Schaeuble Says Euro Area Is Preparing for a Possible Brexitby and
Officials fear other EU nations could follow U.K. out of EU
Intervention comes as ‘Remain’ campaign targets Boris Johnson
German Finance Minister Wolfgang Schaeuble said officials in the euro area are preparing for the possibility of Britain voting to leave the European Union.
As polls suggest the outcome of the June 23 referendum is too close to call, plans for a post-Brexit Europe include the possibility of other countries following Britain out of the 28-nation bloc if Prime Minister David Cameron loses his campaign to stay, Der Spiegel cited the minister on Friday as saying in an interview.
Planning is being carried out “for all possible scenarios in order to contain the dangers,” Schaeuble told the magazine. “How would, for example, the Netherlands respond, which is traditionally very strongly associated with Britain?”
Separately, it emerged that the European Central Bank is ready to offer euro liquidity via its existing swap agreements if the U.K. votes to quit the EU.
“Life won’t change much after the referendum -- these agreements and contracts will still be in force,” Governing Council member Ilmars Rimsevics, who heads Latvia’s central bank, told reporters in Riga on Friday. “If they’ll be needed and there is some sort of shock, then of course these lines will work.”
Schaeuble, who has appeared alongside Chancellor of the Exchequer George Osborne to make the case against Brexit, said if the U.K. leaves it would not be able to enjoy the benefits of the single market without adhering to its rules. Britain would “have to follow the rules of a club which it just left,” he said. Brexit would surely hurt the U.K. economy, while Europe will work without the U.K. “if necessary,” he added.

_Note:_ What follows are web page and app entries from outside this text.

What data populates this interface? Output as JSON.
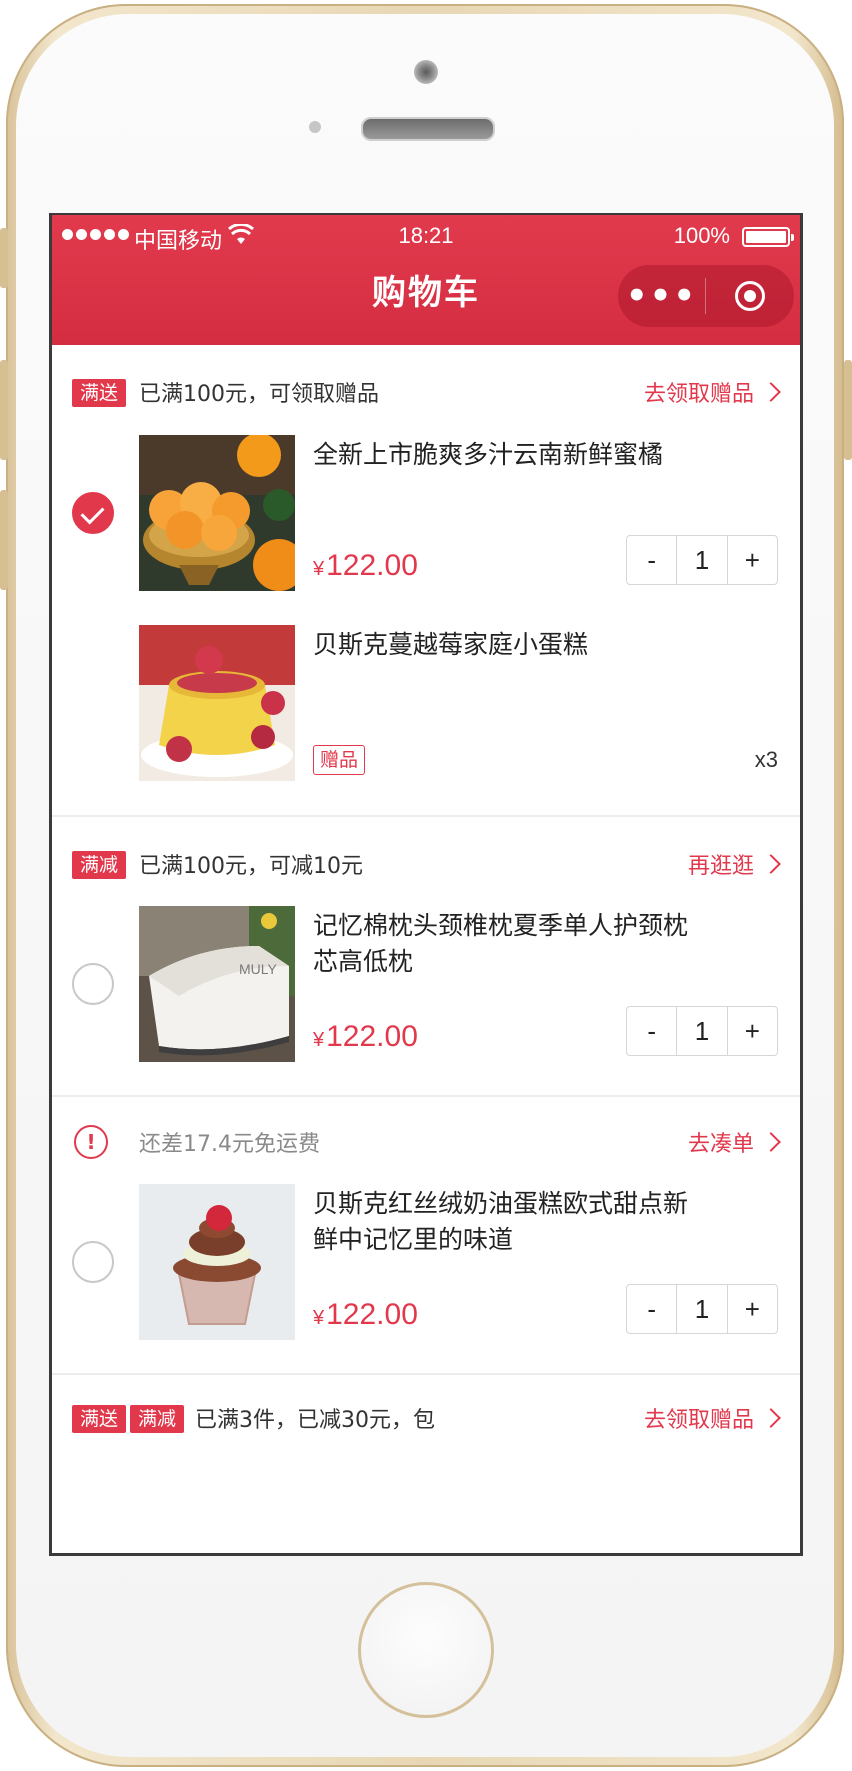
{
  "status_bar": {
    "carrier": "中国移动",
    "time": "18:21",
    "battery": "100%"
  },
  "nav": {
    "title": "购物车",
    "more_label": "•••"
  },
  "groups": [
    {
      "tags": [
        "满送"
      ],
      "description": "已满100元，可领取赠品",
      "action": "去领取赠品",
      "items": [
        {
          "title": "全新上市脆爽多汁云南新鲜蜜橘",
          "price_symbol": "¥",
          "price": "122.00",
          "quantity": "1",
          "checked": true,
          "image": "mandarin-oranges"
        },
        {
          "title": "贝斯克蔓越莓家庭小蛋糕",
          "gift_tag": "赠品",
          "gift_quantity": "x3",
          "image": "pudding-cake"
        }
      ]
    },
    {
      "tags": [
        "满减"
      ],
      "description": "已满100元，可减10元",
      "action": "再逛逛",
      "items": [
        {
          "title": "记忆棉枕头颈椎枕夏季单人护颈枕芯高低枕",
          "price_symbol": "¥",
          "price": "122.00",
          "quantity": "1",
          "checked": false,
          "image": "memory-foam-pillow"
        }
      ]
    },
    {
      "warning_icon": "exclamation-circle-icon",
      "description": "还差17.4元免运费",
      "action": "去凑单",
      "items": [
        {
          "title": "贝斯克红丝绒奶油蛋糕欧式甜点新鲜中记忆里的味道",
          "price_symbol": "¥",
          "price": "122.00",
          "quantity": "1",
          "checked": false,
          "image": "red-velvet-cupcake"
        }
      ]
    },
    {
      "tags": [
        "满送",
        "满减"
      ],
      "description": "已满3件，已减30元，包",
      "action": "去领取赠品"
    }
  ],
  "stepper": {
    "minus": "-",
    "plus": "+"
  },
  "colors": {
    "accent": "#e2384c",
    "nav_bar": "#d42d41",
    "frame_gold": "#e7d7b4"
  }
}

His comments drew an angry response from the official Brexit campaign, which said the euro region had more to lose if Britain left the single market.

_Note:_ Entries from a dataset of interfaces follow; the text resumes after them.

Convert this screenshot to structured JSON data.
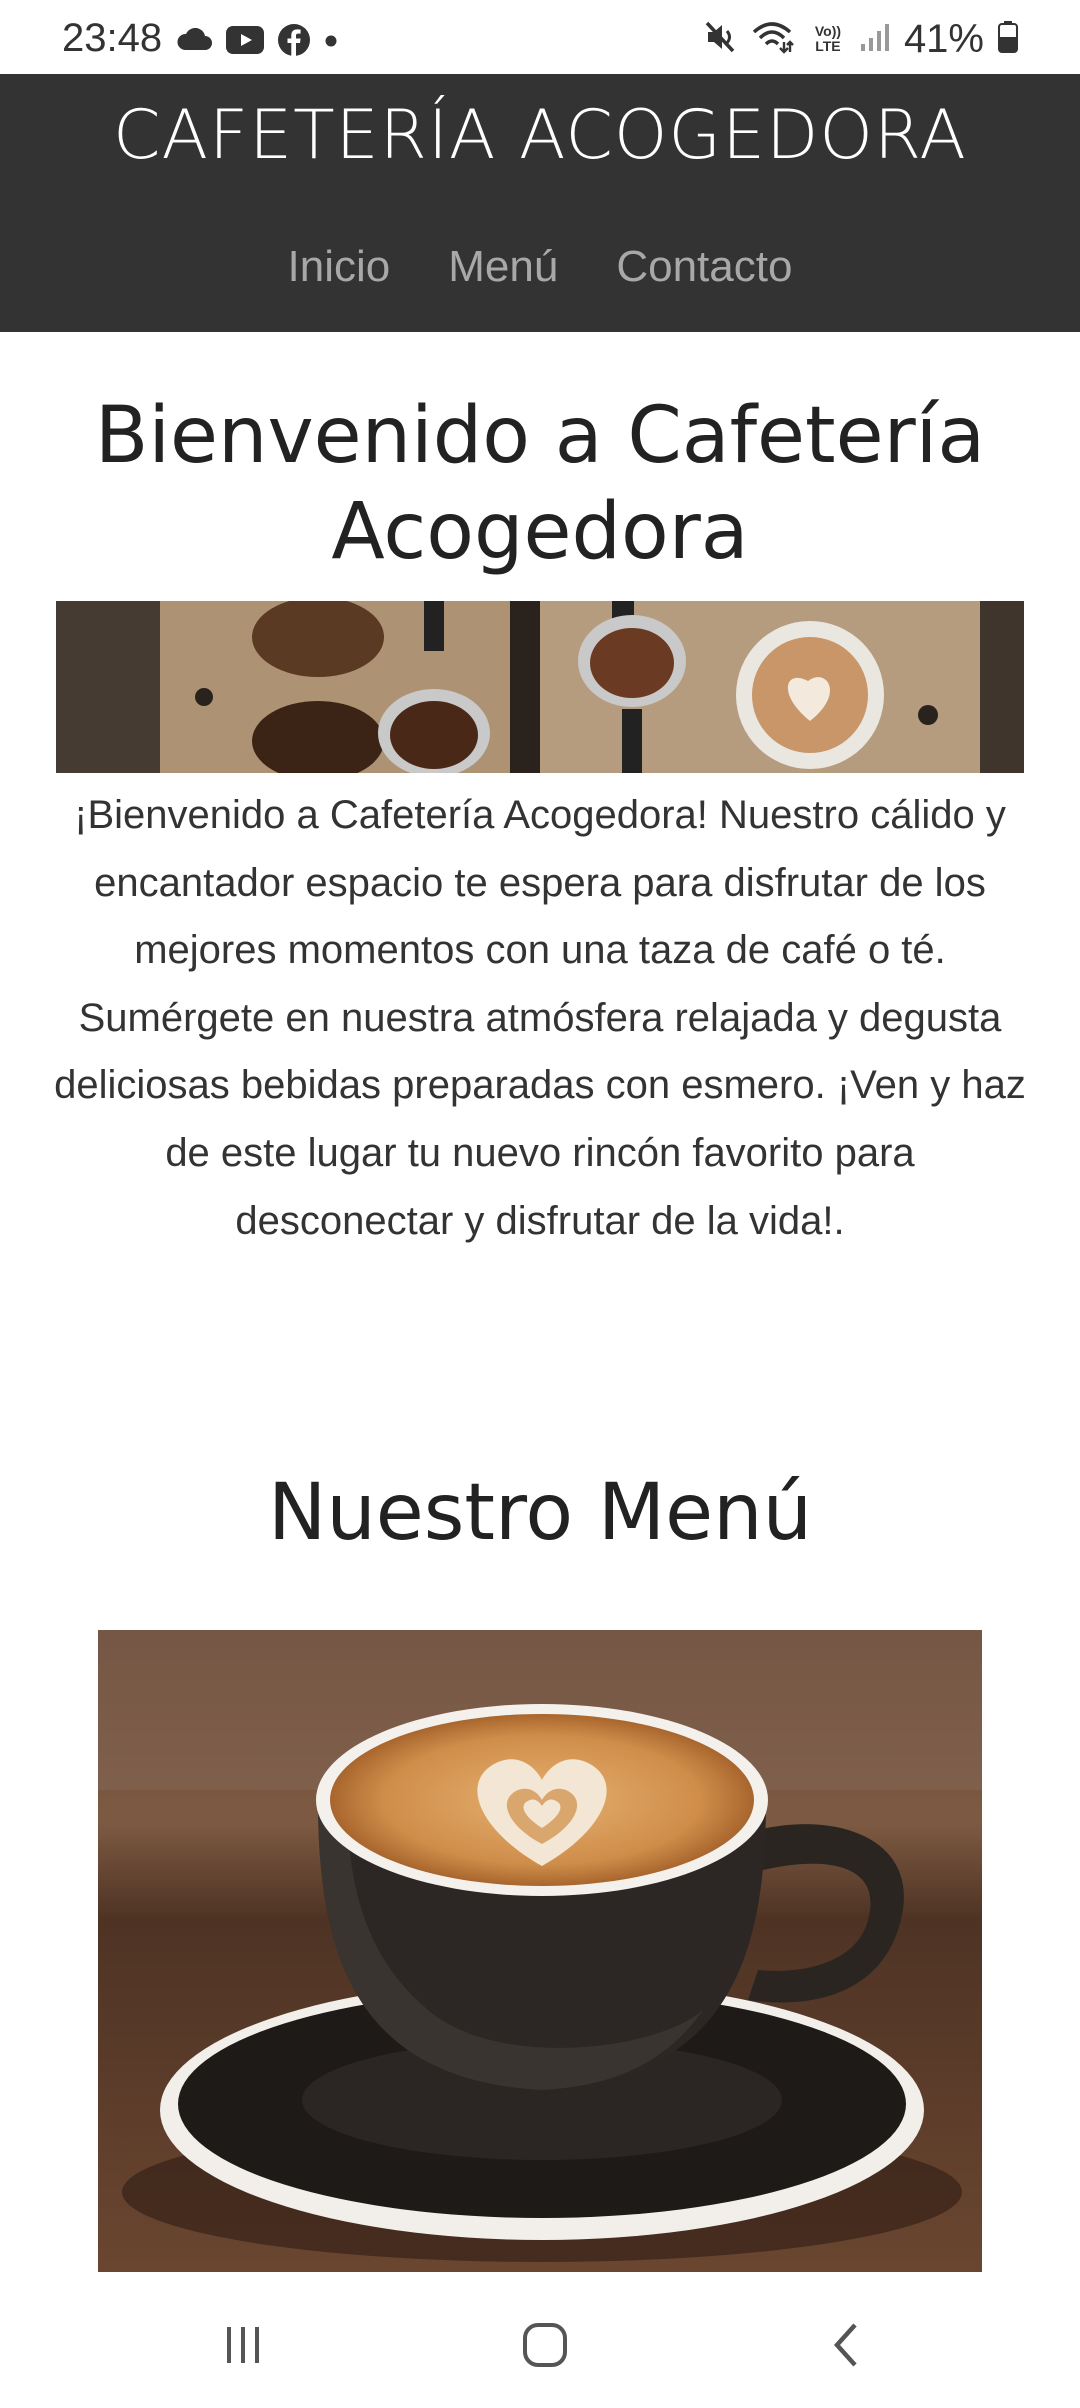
{
  "status_bar": {
    "time": "23:48",
    "battery": "41%",
    "left_icons": [
      "cloud-icon",
      "youtube-icon",
      "facebook-icon",
      "dot-icon"
    ],
    "right_icons": [
      "mute-icon",
      "wifi-icon",
      "volte-icon",
      "signal-icon",
      "battery-icon"
    ],
    "volte_label": "Vo)) LTE"
  },
  "header": {
    "brand": "CAFETERÍA ACOGEDORA",
    "nav": [
      "Inicio",
      "Menú",
      "Contacto"
    ]
  },
  "hero": {
    "title": "Bienvenido a Cafetería Acogedora",
    "description": "¡Bienvenido a Cafetería Acogedora! Nuestro cálido y encantador espacio te espera para disfrutar de los mejores momentos con una taza de café o té. Sumérgete en nuestra atmósfera relajada y degusta deliciosas bebidas preparadas con esmero. ¡Ven y haz de este lugar tu nuevo rincón favorito para desconectar y disfrutar de la vida!."
  },
  "menu": {
    "title": "Nuestro Menú"
  },
  "nav_bar": {
    "icons": [
      "recents-icon",
      "home-icon",
      "back-icon"
    ]
  },
  "colors": {
    "header_bg": "#333333",
    "nav_link": "#a8a8a8",
    "text": "#333333"
  }
}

“The euro-zone economies are dependent on trade with the U.K.,” Vote Leave Chief Executive Matthew Elliott said in a statement. “We are the fifth-largest economy in the world, while many of them are in a desperate state due to the failing single currency. There is no question about it, Britain will still have access to the single market. It would be perverse of the euro zone to try to create artificial barriers -- and would do far more damage to them than to anyone else.”
Schaeuble’s remarks were published the morning after former London Mayor Boris Johnson, a leading Brexit advocate, came under concerted attack from fellow Tory Amber Rudd in a televised debate on the referendum.
“You need to look at the numbers,” Rudd said in response to a question about immigration during the two-hour ITV debate in London. “Although I fear the only number that Boris is interested in is the one that says No. 10,” she said, a reference to the prime minister’s official residence at 10 Downing Street.
It was the latest in a series of personal attacks, underscoring just how alarmed the prime minister’s team are by the “Leave” campaign’s continued support in public opinion polls.
Activists from the opposition Labour Party, which is also campaigning to stay in the EU, wore Boris Johnson masks as the party outlined the dangers of a government led by him after a Brexit vote. Cuts would be made to public services and support for the vulnerable if Britain votes to leave the bloc and workers’ rights stripped away, the party said.
“Boris Johnson is a message carrier for the ‘Leave’ campaign and its him, Michael Gove, Priti Patel, people on the hard right of the Conservative Party, who will be in power if we vote for Brexit,” Labour deputy leader Tom Watson said when asked to explain the focus on Johnson. “We know their record on austerity and its working people who will pay the price.”
Budgets of government departments may decline by 2.8 percent on top of already planned reductions, while social-security cuts and tax increases totaling more than 18 billion pounds ($26 billion) will be needed to balance the books, according to an analysis published by Labour.
The party, which has teams leafleting and knocking on doors across the country, has struggled to make its views heard in national media during the campaign as it has been drowned out by the Tory discord.
“The sexy part of this campaign has been the blue-on-blue action,” former Labour leader Ed Miliband told BBC Radio in a reference to the Tory party’s internal struggles. “Not enough of our voters have heard that we are for in, for ‘Remain.’ We’re for it because economically we’re stronger, for workers’ rights we’re stronger.”
The government was forced to extend the deadline to register for the referendum by 48 hours after the website crashed on the evening of June 7, hours before the initial cut-off point. During that time, there were 433,695 applications, bringing the total in the seven days through June 9 to more than 1.5 million, Cameron’s spokeswoman, Helen Bower, told reporters.